Pioneering Women Who Are Breaking Through the Digital Ceiling – Part 1

On Monday I posed the question on the Fast Company blog “Who’s to Blame for the Digital Ceiling?".

On Monday I posed the question on the Fast Company blog “Who’s to Blame for the Digital Ceiling?“. Technology and social media change makers Lisa Stone of BlogHer, Shireen Mitchell of Social Media Women of Color, Amy Muller of Get Satisfaction, and Rashmi Sinha of SlideShare are not only transforming the way women, nonprofits, and consumers use the web, these inspiring women are putting cracks in the ceiling.


First up Lisa Stone, Co-Founder of BlogHer.

What Inspired Lisa To Start BlogHer?
In January of 2005, Kevin Drumm of The Washington Monthly asked a question that kept cropping up, “Where are all the women bloggers?” I didn’t want to just complain about the question, which was driving many women who blog crazy because there were so many of us, but I DID want to figure out a way that women blogging could showcase themselves. I’d been mulling the idea of a conference for women bloggers, but I wasn’t sure it would fly. I decided to go for it in February 2005 when I met Elisa Camahort Page and Jory Des Jardins. They loved the idea and we began asking other women who blog if they wanted to join in.

In Spring of 2005 we blogged about the BlogHer Conference idea, suggesting it as a network for all women bloggers to draw on for exposure, education, and community. We added economic empowerment to that mission after our first conference, where users told us they also wanted a better business model. That’s our goal – greater visibility and autonomy for individual women bloggers — and, ultimately, for the community of bloggers as a whole. Since we suggested the idea, other bloggers have been running with the idea, making it better and smarter. That’s how we grew to reach 14+ million women each month according to Nielsen.

Has The Social Media Landscape Changed?
I can tell you that no one asks “Where are the women bloggers?” anymore! In the past five years, women have not only become the majority of Internet users, but power users of social networks like Facebook and status update technologies like Twitter. Here’s the data: Of the 42 million American women who engage in social media every week, 55 percent of women participate in some form of blogging activity; 75 percent participate in social networks such as Facebook or MySpace and 20 percent use Twitter. As a result of this increased activity, our study found that women are online now more than ever.
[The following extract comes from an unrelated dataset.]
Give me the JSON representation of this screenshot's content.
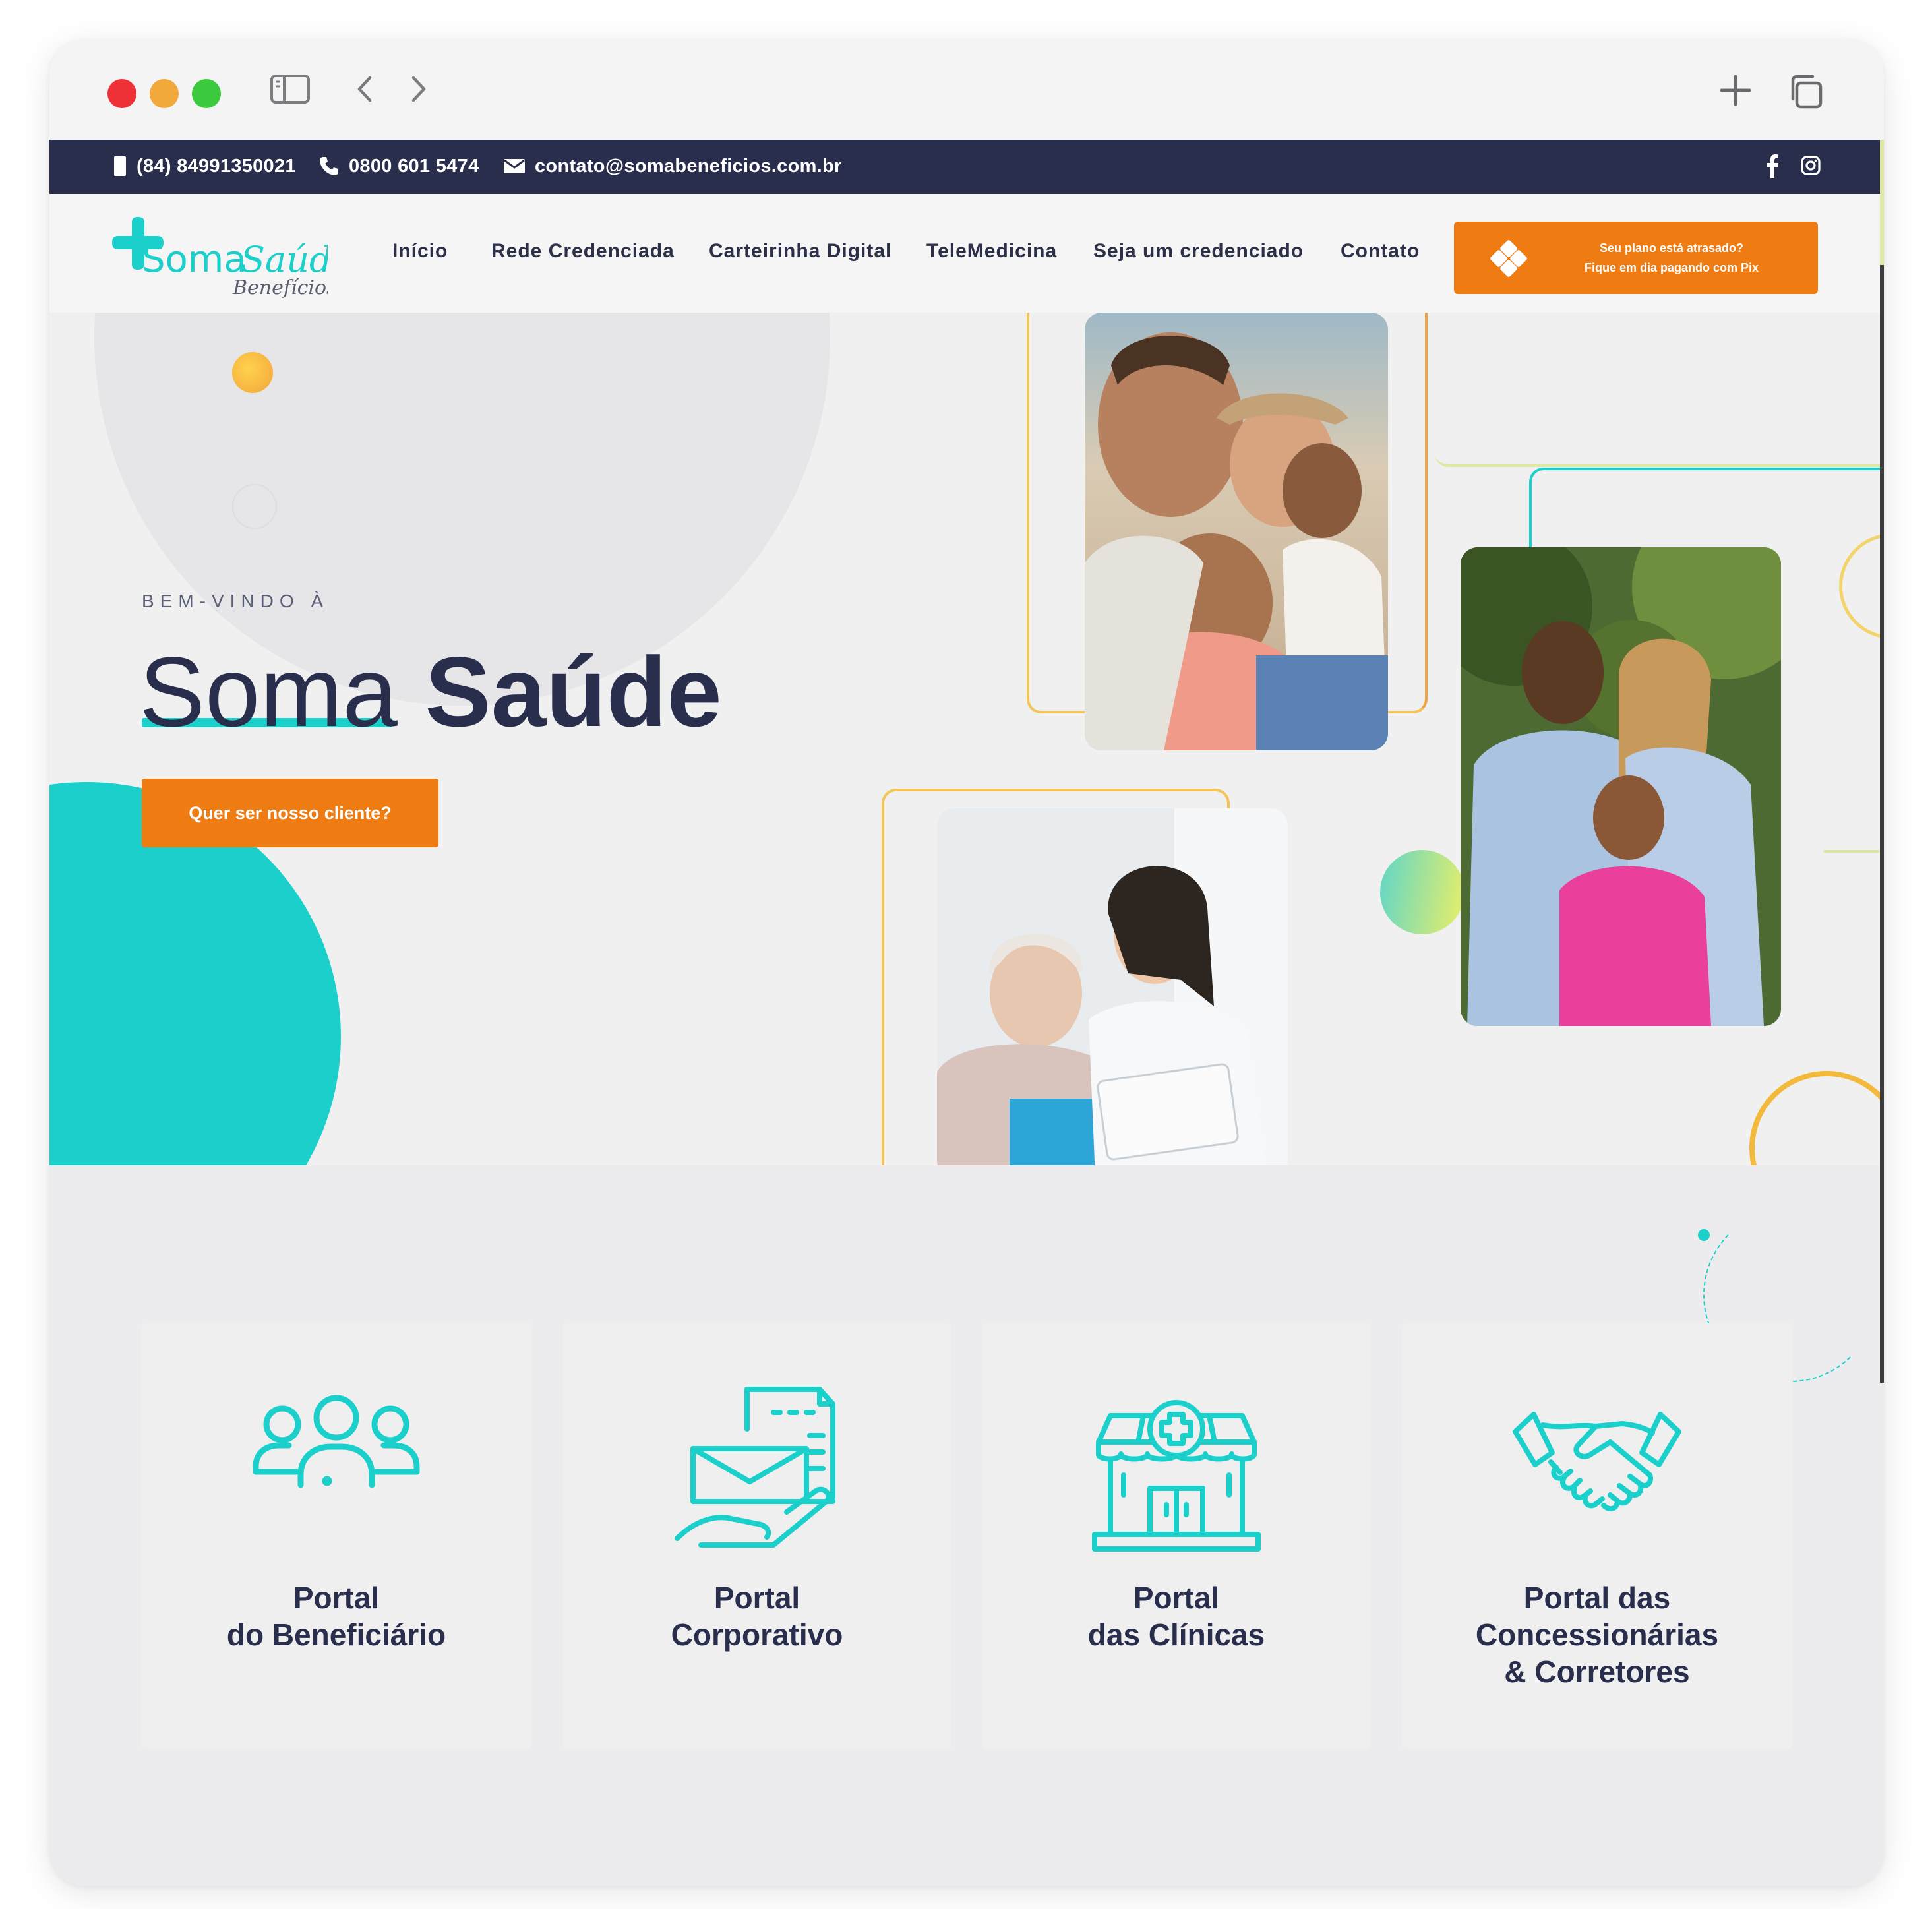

The Challenges Women Face In Social Media And Tech
I’ve had some terrific experience with men who are leaders in media and social media. David Siminoff invested in BlogHer when we decided two years ago that it was time to stop bootstrapping and really expand. People like Dan Gillmor, Dave Winer, Jay Rosen and David Hornik have always been incredibly collegial with advice, recommendations or just paying serious professional attention to what BlogHer’s trying to accomplish.

So I feel really fortunate — because at the same time, women in tech deal with the ongoing factor that women are just not invited to speak or attend conferences other than BlogHer in the same numbers and there’s what I’ll call the “round-up” target=”_blank”>pr0n factor“, the most recent example being the Golden Gate Ruby on Rails conference. Plus the fact that mainstream media has relegated women who blog to “mommy bloggers” or “other”, which is frustrating. My advice to myself and to other women whom this all drives crazy? Hey, we all know and work with people (including men!) who don’t play that way and never would. So focus on your product, build something extraordinary and successful that can be measured in metrics and/or revenues. It’s possible to earn the respect you’re looking for. Go for it!


Lisa’s Advice To Women Who Want To Launch Their Own Startups?

1. Ask your users, potential or existing, what they want. Don’t tell them. Look where that got the print newsrooms I used to work in.

2. Bootstrap for as long as you can before you consider outside funding. It gives you enormous insight and forward inertia, which will help you find the right people to invest who are enthusiastic about your actual business and real-live users. I will be talking about all of this in more detail during my session at Women Who Tech TeleSummit coming up on May 12th.


About the author

Allyson has been named one of "Top Tech Titans" by the Washingtonian, one of the Most Influential Women In Tech by Fast Company and one of the top 30 women entrepreneurs to follow on Twitter by Forbes for her leadership role in technology and social media. As Founding Partner of Rad Campaign she leads the firm’s client and online strategic services. For over a decade Allyson has helped non-profit organizations and political campaigns create dynamic and award-winning websites and online marketing and recruitment campaigns